Customer relations is much more than just a business concept to Petra, who explains, “I don’t just want to sell my pastries. I like to get to know my customers, too. That’s one of the reasons why I like the markets so much. You get a chance to interact with customers, tell each other stories, and even be there for each other. When my sister passed away last year I got the phone call while I was at the Cache Valley Gardeners Market. Vendors and customers were there to help and comfort me. One of the customers went and got me some flowers. That is something you don’t see very often, but you will find here in Utah. That’s why I like living here. I’ve been living in the States for 28 years.”

Building a Bakery

Petra’s Backstubchen was founded with “just a little bit of money,” and Vigil started her business by renting a kitchen in which to bake her pastries, concurrently working three jobs for many years. During a remodel of her and her husband Joseph’s house, she was able to install a commercial kitchen in their home. “Last year I finally quit all my other jobs and just concentrated on the bakery,” she says, adding, “Now I have my commercial kitchen in the house. It’s nice to get up in the morning, have breakfast and then go downstairs and start the work day. I bet a lot of people think I have all this equipment to make it easier for me to bake as much as I do, but the truth is I keep it very simple. Yes, I have long working days but I would not change anything.”

Having been in business for five years, Petra says “People have been asking if I don’t want to open a shop, expand more, hire people. I don’t know if that’s something I want to do. Only time will tell. For now, customers can order Petra’s baked goods from her website - - at all five Lee’s Marketplace locations, and at some farmers markets, Christmas markets and festivals like the Made in Utah Festival. She also does catering and special orders.


Hubby Help

Discussing getting her baking business up and running and successful, Petra says “My husband Joseph has been there through good and bad. He’s been a big help. He enjoys the markets as much as I do.”

When asked for advice to wannabe small business owners, she says “Over the last few years I have been talking to a lot of people who have been thinking of starting a business.
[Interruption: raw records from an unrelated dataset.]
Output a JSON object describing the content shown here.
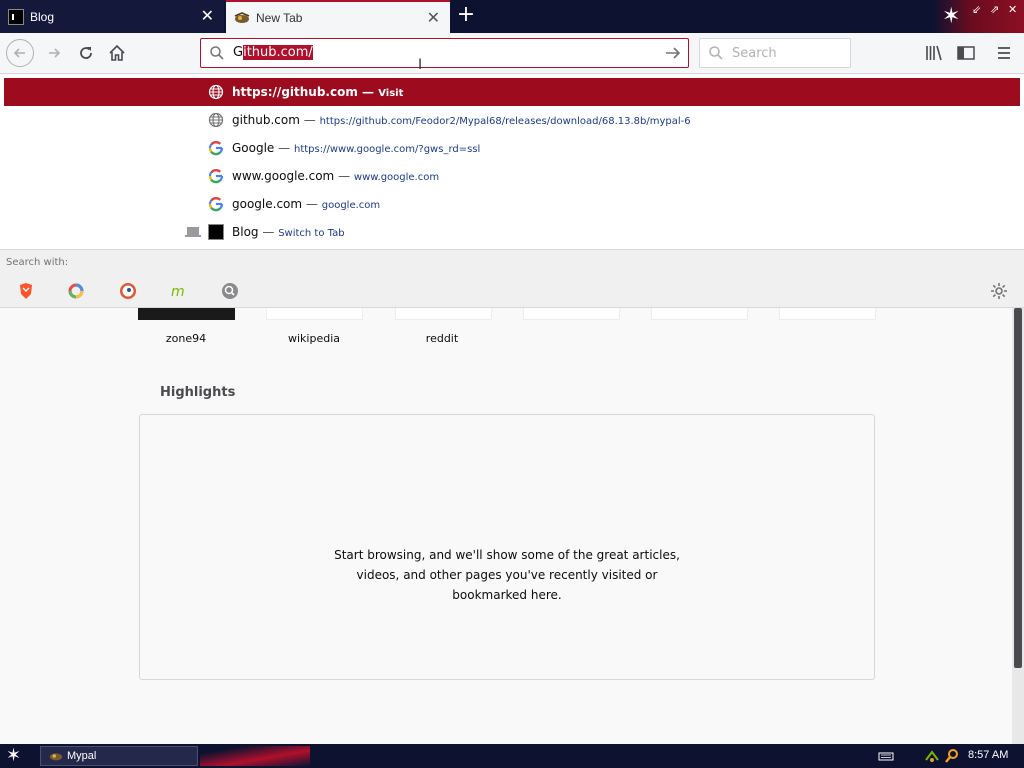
{
  "tabs": [
    {
      "title": "Blog",
      "active": false
    },
    {
      "title": "New Tab",
      "active": true
    }
  ],
  "window_controls": [
    "⇙",
    "⇗",
    "✕"
  ],
  "urlbar": {
    "typed": "G",
    "autocompleted": "ithub.com/"
  },
  "searchbar": {
    "placeholder": "Search"
  },
  "dropdown": {
    "selected": {
      "title": "https://github.com",
      "sep": "—",
      "action": "Visit"
    },
    "rows": [
      {
        "icon": "globe-icon",
        "title": "github.com",
        "url": "https://github.com/Feodor2/Mypal68/releases/download/68.13.8b/mypal-6"
      },
      {
        "icon": "google-icon",
        "title": "Google",
        "url": "https://www.google.com/?gws_rd=ssl"
      },
      {
        "icon": "google-icon",
        "title": "www.google.com",
        "url": "www.google.com"
      },
      {
        "icon": "google-icon",
        "title": "google.com",
        "url": "google.com"
      },
      {
        "icon": "tab-icon",
        "title": "Blog",
        "url": "Switch to Tab"
      }
    ],
    "sep": "—"
  },
  "search_with": {
    "label": "Search with:",
    "engines": [
      "brave-icon",
      "qwant-icon",
      "duckduckgo-icon",
      "mojeek-icon",
      "searx-icon"
    ]
  },
  "topsites": [
    "zone94",
    "wikipedia",
    "reddit",
    "",
    "",
    ""
  ],
  "highlights": {
    "title": "Highlights",
    "message_line1": "Start browsing, and we'll show some of the great articles,",
    "message_line2": "videos, and other pages you've recently visited or",
    "message_line3": "bookmarked here."
  },
  "taskbar": {
    "app": "Mypal",
    "clock": "8:57 AM"
  },
  "colors": {
    "accent": "#b0102c",
    "selected_row": "#9d0c1e",
    "tabstrip": "#0e1231"
  }
}
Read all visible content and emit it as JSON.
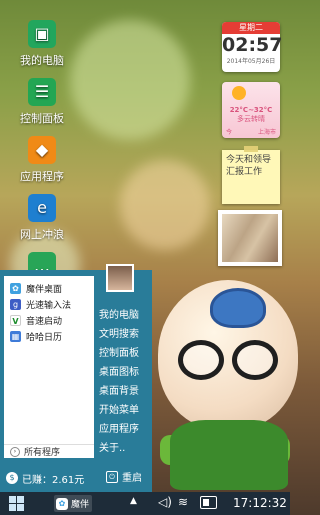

My advice: Do your research. Don’t jump into anything. Start small and work your way up. It’s hard work but eventually it will pay off.”


Richard Markosian